Vehicle flew at top speed of Mach 5.1 for three and a half minutes, breaking its time set in 2010 rn
B-52 carrying the X-51 Hypersonic Vehicle out to the range for launch test

A Boeing  X-51A WaveRider unmanned hypersonic vehicle achieved the longest air-breathing, scramjet-powered hypersonic flight in history on May 1. It flew for three and a half minutes on scramjet power at a top speed of Mach 5.1. The vehicle flew for a total time of more than six minutes.

“This demonstration of a practical hypersonic scramjet engine is a historic achievement that has been years in the making,” said Darryl Davis, President, Boeing Phantom Works. “This test proves the technology has matured to the point that it opens the door to practical applications, such as advanced defence systems and more cost-effective access to space.”

A US Air Force B-52H Stratofortress from Edwards Air Force Base released the X-51A from 50,000 feet above the Point Mugu Naval Air Warfare Center Sea Range at 10:55 am Pacific time. After it was released, a solid rocket booster accelerated the vehicle to about Mach 4.8 before the booster and a connecting interstage were jettisoned. The vehicle reached Mach 5.1 powered by its supersonic combustion scramjet engine, which burned all its JP-7 jet fuel. The X-51A made a controlled dive into the Pacific Ocean at the conclusion of its mission. The test fulfilled all mission objectives.

The flight was the fourth X-51A test flight completed for the US Air Force Research Laboratory. It exceeded the previous record set by the programme in 2010.
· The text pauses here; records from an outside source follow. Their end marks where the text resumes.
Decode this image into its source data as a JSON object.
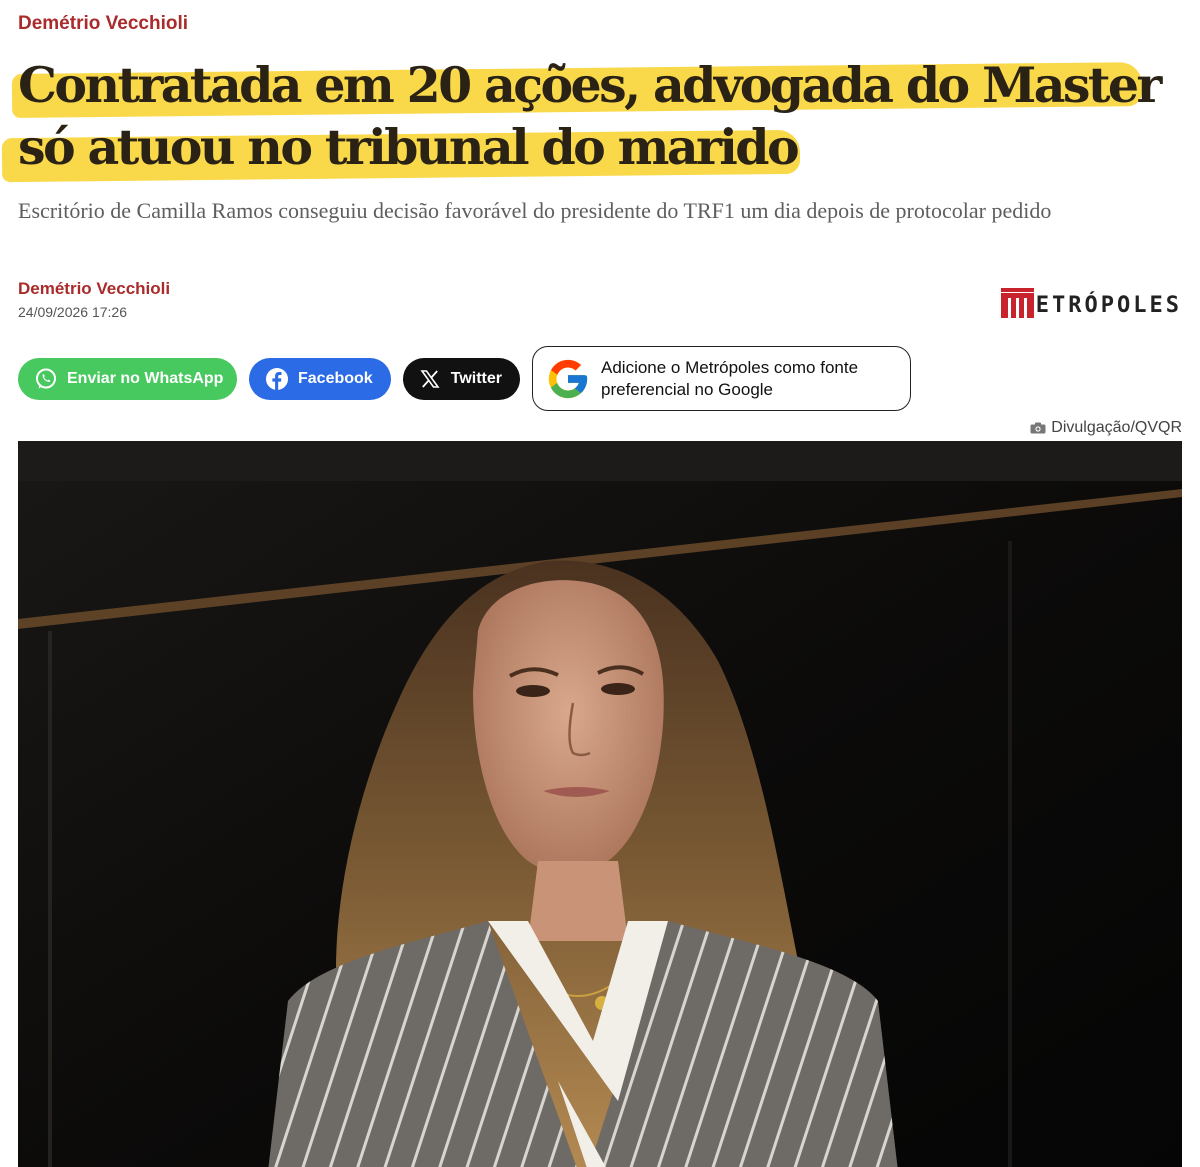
{
  "article": {
    "kicker": "Demétrio Vecchioli",
    "headline_line1": "Contratada em 20 ações, advogada do Master",
    "headline_line2": "só atuou no tribunal do marido",
    "subtitle": "Escritório de Camilla Ramos conseguiu decisão favorável do presidente do TRF1 um dia depois de protocolar pedido",
    "author": "Demétrio Vecchioli",
    "datetime": "24/09/2026 17:26",
    "photo_credit": "Divulgação/QVQR"
  },
  "brand": {
    "logo_text": "ETRÓPOLES",
    "logo_color": "#c8232c",
    "accent_red": "#a92b2b",
    "highlight_yellow": "#f9d94a"
  },
  "share": {
    "whatsapp": {
      "label": "Enviar no WhatsApp",
      "icon": "whatsapp-icon",
      "color": "#48c95f"
    },
    "facebook": {
      "label": "Facebook",
      "icon": "facebook-icon",
      "color": "#2b6be6"
    },
    "twitter": {
      "label": "Twitter",
      "icon": "x-icon",
      "color": "#111111"
    },
    "google": {
      "line1": "Adicione o Metrópoles como fonte",
      "line2": "preferencial no Google",
      "icon": "google-icon"
    }
  }
}
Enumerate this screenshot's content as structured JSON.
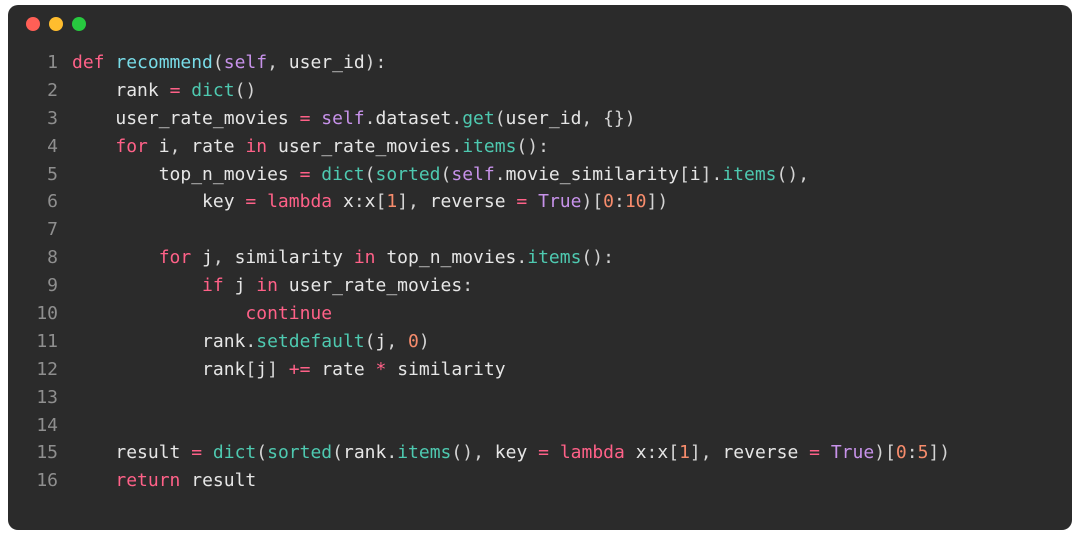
{
  "colors": {
    "background": "#2b2b2b",
    "red_dot": "#ff5f56",
    "yellow_dot": "#ffbd2e",
    "green_dot": "#27c93f",
    "keyword": "#ff6188",
    "function": "#78dce8",
    "call": "#4ec9b0",
    "self": "#c792ea",
    "number": "#f78c6c"
  },
  "tokens": {
    "def": "def",
    "recommend": "recommend",
    "self": "self",
    "user_id": "user_id",
    "rank": "rank",
    "dict": "dict",
    "user_rate_movies": "user_rate_movies",
    "dataset": "dataset",
    "get": "get",
    "empty_dict": "{}",
    "for": "for",
    "i": "i",
    "rate": "rate",
    "in": "in",
    "items": "items",
    "top_n_movies": "top_n_movies",
    "sorted": "sorted",
    "movie_similarity": "movie_similarity",
    "key": "key",
    "lambda": "lambda",
    "x": "x",
    "reverse": "reverse",
    "True": "True",
    "slice_0_10": "10",
    "j": "j",
    "similarity": "similarity",
    "if": "if",
    "continue": "continue",
    "setdefault": "setdefault",
    "zero": "0",
    "one": "1",
    "plus_equals": "+=",
    "times": "*",
    "result": "result",
    "slice_0_5": "5",
    "return": "return",
    "eq": "=",
    "colon": ":",
    "comma": ", ",
    "dot": ".",
    "lparen": "(",
    "rparen": ")",
    "lbrack": "[",
    "rbrack": "]"
  },
  "line_numbers": [
    "1",
    "2",
    "3",
    "4",
    "5",
    "6",
    "7",
    "8",
    "9",
    "10",
    "11",
    "12",
    "13",
    "14",
    "15",
    "16"
  ]
}
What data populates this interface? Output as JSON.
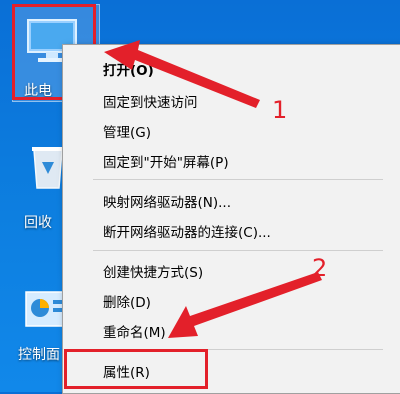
{
  "desktop": {
    "icons": [
      {
        "label": "此电",
        "name": "this-pc"
      },
      {
        "label": "回收",
        "name": "recycle-bin"
      },
      {
        "label": "控制面",
        "name": "control-panel"
      }
    ]
  },
  "menu": {
    "items": [
      {
        "label": "打开(O)"
      },
      {
        "label": "固定到快速访问"
      },
      {
        "label": "管理(G)"
      },
      {
        "label": "固定到\"开始\"屏幕(P)"
      },
      {
        "label": "映射网络驱动器(N)..."
      },
      {
        "label": "断开网络驱动器的连接(C)..."
      },
      {
        "label": "创建快捷方式(S)"
      },
      {
        "label": "删除(D)"
      },
      {
        "label": "重命名(M)"
      },
      {
        "label": "属性(R)"
      }
    ]
  },
  "annotations": {
    "step1": "1",
    "step2": "2",
    "color": "#e3202a"
  }
}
The X-51A programme is a collaborative effort of the Air Force Research Laboratory and the Defense Advanced Research Projects Agency, with industry partners Boeing and Pratt & Whitney Rocketdyne. Boeing performed programme management, design and integration in Huntington Beach, California.